- [INFORMATION PROVIDED]
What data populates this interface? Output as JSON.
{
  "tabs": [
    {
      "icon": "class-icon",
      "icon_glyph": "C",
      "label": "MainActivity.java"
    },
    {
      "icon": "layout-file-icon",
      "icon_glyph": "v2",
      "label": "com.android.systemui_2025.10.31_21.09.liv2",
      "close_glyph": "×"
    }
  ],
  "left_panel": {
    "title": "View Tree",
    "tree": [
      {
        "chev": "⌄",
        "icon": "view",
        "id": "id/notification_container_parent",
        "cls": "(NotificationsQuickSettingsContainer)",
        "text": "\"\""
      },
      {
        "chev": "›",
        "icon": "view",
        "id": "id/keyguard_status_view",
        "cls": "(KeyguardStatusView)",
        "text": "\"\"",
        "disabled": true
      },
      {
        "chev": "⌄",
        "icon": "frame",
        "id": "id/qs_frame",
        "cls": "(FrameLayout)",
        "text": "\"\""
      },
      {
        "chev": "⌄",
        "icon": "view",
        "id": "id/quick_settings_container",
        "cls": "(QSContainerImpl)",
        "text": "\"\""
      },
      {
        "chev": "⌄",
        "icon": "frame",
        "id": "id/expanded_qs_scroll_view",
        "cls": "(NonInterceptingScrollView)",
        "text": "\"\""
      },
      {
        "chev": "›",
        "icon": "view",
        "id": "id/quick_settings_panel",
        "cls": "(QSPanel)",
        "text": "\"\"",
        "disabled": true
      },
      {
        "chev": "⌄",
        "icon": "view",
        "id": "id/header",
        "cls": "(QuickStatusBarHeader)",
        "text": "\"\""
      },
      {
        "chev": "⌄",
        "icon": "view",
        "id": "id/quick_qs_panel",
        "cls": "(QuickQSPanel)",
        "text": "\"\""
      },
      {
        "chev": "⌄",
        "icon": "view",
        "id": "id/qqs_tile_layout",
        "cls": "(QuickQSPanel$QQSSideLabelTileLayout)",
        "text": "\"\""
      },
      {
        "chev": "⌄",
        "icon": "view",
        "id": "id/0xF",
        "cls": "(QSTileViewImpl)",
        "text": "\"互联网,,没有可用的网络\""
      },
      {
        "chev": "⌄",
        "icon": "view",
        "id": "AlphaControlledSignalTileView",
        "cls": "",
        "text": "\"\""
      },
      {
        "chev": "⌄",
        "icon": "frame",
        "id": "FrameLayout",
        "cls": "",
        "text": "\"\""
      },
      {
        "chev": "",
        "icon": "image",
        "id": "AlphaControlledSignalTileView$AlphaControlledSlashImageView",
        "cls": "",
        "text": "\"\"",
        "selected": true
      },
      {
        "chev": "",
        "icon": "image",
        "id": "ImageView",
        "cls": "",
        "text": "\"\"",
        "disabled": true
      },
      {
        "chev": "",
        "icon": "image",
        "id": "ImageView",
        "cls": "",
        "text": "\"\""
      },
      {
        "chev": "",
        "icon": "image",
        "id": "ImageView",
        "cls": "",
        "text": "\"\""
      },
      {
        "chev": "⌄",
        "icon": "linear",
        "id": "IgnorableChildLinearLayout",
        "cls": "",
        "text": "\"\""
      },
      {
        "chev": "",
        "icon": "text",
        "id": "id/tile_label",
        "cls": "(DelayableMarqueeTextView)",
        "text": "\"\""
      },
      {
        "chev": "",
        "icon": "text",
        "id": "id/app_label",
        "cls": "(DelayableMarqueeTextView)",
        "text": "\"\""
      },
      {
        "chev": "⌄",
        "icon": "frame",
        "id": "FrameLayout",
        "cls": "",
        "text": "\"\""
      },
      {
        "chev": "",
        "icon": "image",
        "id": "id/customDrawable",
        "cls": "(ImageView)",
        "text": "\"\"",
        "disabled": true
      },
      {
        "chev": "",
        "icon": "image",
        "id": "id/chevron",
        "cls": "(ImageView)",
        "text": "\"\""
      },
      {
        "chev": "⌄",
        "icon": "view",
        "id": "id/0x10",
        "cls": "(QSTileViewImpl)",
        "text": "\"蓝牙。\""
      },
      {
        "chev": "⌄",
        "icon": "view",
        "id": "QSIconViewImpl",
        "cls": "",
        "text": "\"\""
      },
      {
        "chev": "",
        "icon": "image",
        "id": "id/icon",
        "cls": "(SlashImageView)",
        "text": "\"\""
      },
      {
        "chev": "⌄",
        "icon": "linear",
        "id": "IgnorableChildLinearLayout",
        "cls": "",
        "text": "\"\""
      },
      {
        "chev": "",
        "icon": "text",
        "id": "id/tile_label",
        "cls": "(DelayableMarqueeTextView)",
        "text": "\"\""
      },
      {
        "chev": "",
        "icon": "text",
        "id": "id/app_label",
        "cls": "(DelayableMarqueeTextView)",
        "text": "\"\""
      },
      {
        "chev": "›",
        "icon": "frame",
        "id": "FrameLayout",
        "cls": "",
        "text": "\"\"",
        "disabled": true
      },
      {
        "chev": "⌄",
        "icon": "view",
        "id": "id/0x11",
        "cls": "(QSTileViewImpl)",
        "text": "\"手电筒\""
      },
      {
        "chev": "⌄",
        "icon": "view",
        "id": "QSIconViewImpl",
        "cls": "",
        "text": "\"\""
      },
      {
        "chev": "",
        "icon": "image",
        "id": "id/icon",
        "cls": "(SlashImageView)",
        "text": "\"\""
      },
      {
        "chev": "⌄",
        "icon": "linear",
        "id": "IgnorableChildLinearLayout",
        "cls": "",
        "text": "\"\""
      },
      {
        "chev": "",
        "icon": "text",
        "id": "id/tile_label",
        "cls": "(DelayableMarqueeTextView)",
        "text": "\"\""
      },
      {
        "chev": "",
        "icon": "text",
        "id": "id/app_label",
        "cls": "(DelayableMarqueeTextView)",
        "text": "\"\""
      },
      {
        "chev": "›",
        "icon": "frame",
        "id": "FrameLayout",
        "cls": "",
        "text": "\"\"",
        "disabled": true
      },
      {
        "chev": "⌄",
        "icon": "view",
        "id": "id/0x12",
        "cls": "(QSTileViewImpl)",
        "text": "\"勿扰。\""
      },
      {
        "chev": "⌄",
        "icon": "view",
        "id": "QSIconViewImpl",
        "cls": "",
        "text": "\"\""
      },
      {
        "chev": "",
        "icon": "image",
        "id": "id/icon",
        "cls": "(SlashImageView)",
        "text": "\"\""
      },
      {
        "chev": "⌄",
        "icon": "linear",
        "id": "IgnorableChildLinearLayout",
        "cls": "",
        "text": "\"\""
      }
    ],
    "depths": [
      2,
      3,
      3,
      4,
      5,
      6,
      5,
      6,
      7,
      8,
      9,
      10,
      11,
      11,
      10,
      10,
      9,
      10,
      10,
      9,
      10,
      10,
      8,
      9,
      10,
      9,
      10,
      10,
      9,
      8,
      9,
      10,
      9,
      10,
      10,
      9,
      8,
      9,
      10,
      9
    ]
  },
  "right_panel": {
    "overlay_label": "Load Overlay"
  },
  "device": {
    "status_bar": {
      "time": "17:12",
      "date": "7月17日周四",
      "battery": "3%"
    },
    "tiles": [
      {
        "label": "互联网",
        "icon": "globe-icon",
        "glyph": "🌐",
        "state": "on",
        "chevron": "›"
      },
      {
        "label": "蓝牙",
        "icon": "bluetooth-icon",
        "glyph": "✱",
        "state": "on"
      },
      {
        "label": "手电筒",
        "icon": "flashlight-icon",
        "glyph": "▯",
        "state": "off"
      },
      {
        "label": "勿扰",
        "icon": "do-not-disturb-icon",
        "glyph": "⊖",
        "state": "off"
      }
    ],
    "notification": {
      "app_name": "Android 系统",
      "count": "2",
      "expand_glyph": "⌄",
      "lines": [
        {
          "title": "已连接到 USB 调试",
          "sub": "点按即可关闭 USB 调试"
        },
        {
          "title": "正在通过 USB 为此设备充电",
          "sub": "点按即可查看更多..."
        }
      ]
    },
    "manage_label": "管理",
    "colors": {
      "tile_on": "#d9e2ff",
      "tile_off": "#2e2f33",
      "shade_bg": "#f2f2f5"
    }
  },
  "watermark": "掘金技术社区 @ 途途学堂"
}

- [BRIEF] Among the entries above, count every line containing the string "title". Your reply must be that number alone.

- [SOLVED PROBLEM] 3